**Data for analysis**.
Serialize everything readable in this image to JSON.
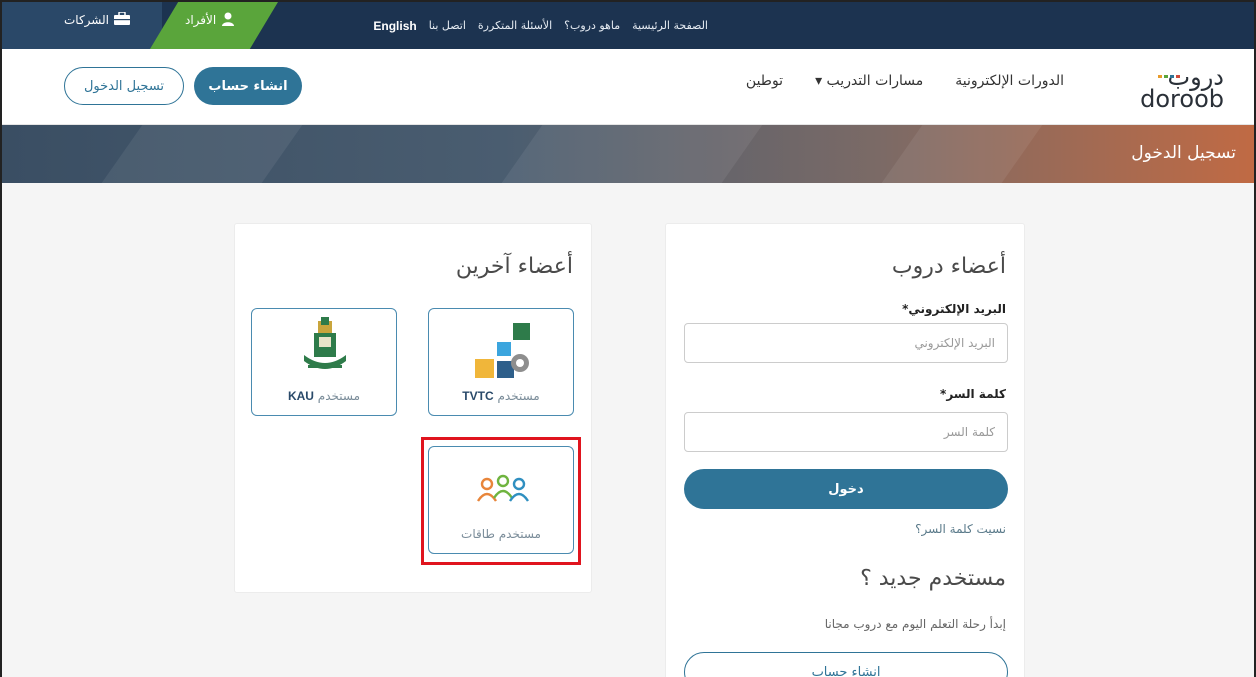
{
  "topbar": {
    "links": [
      "الصفحة الرئيسية",
      "ماهو دروب؟",
      "الأسئلة المتكررة",
      "اتصل بنا",
      "English"
    ],
    "individuals_label": "الأفراد",
    "companies_label": "الشركات",
    "colors": {
      "bar": "#1c3350",
      "individuals": "#5aa53b",
      "companies": "#2a4868"
    }
  },
  "header": {
    "logo_ar": "دروب",
    "logo_en": "doroob",
    "nav": [
      "الدورات الإلكترونية",
      "مسارات التدريب ▾",
      "توطين"
    ],
    "signup_button": "انشاء حساب",
    "login_button": "تسجيل الدخول",
    "accent": "#2f7497"
  },
  "banner": {
    "title": "تسجيل الدخول"
  },
  "login_form": {
    "title": "أعضاء دروب",
    "email_label": "البريد الإلكتروني*",
    "email_placeholder": "البريد الإلكتروني",
    "password_label": "كلمة السر*",
    "password_placeholder": "كلمة السر",
    "submit": "دخول",
    "forgot": "نسيت كلمة السر؟",
    "new_user_title": "مستخدم جديد ؟",
    "new_user_text": "إبدأ رحلة التعلم اليوم مع دروب مجانا",
    "signup": "انشاء حساب"
  },
  "other_members": {
    "title": "أعضاء آخرين",
    "tiles": [
      {
        "prefix": "مستخدم",
        "brand": "TVTC",
        "icon": "tvtc-logo-icon"
      },
      {
        "prefix": "مستخدم",
        "brand": "KAU",
        "icon": "kau-logo-icon"
      },
      {
        "prefix": "مستخدم طاقات",
        "brand": "",
        "icon": "taqat-people-icon"
      }
    ]
  }
}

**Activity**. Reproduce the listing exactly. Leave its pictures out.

**Written response**.
Serialize everything readable in this image to JSON.
{
  "topbar": {
    "links": [
      "الصفحة الرئيسية",
      "ماهو دروب؟",
      "الأسئلة المتكررة",
      "اتصل بنا",
      "English"
    ],
    "individuals_label": "الأفراد",
    "companies_label": "الشركات",
    "colors": {
      "bar": "#1c3350",
      "individuals": "#5aa53b",
      "companies": "#2a4868"
    }
  },
  "header": {
    "logo_ar": "دروب",
    "logo_en": "doroob",
    "nav": [
      "الدورات الإلكترونية",
      "مسارات التدريب ▾",
      "توطين"
    ],
    "signup_button": "انشاء حساب",
    "login_button": "تسجيل الدخول",
    "accent": "#2f7497"
  },
  "banner": {
    "title": "تسجيل الدخول"
  },
  "login_form": {
    "title": "أعضاء دروب",
    "email_label": "البريد الإلكتروني*",
    "email_placeholder": "البريد الإلكتروني",
    "password_label": "كلمة السر*",
    "password_placeholder": "كلمة السر",
    "submit": "دخول",
    "forgot": "نسيت كلمة السر؟",
    "new_user_title": "مستخدم جديد ؟",
    "new_user_text": "إبدأ رحلة التعلم اليوم مع دروب مجانا",
    "signup": "انشاء حساب"
  },
  "other_members": {
    "title": "أعضاء آخرين",
    "tiles": [
      {
        "prefix": "مستخدم",
        "brand": "TVTC",
        "icon": "tvtc-logo-icon"
      },
      {
        "prefix": "مستخدم",
        "brand": "KAU",
        "icon": "kau-logo-icon"
      },
      {
        "prefix": "مستخدم طاقات",
        "brand": "",
        "icon": "taqat-people-icon"
      }
    ]
  }
}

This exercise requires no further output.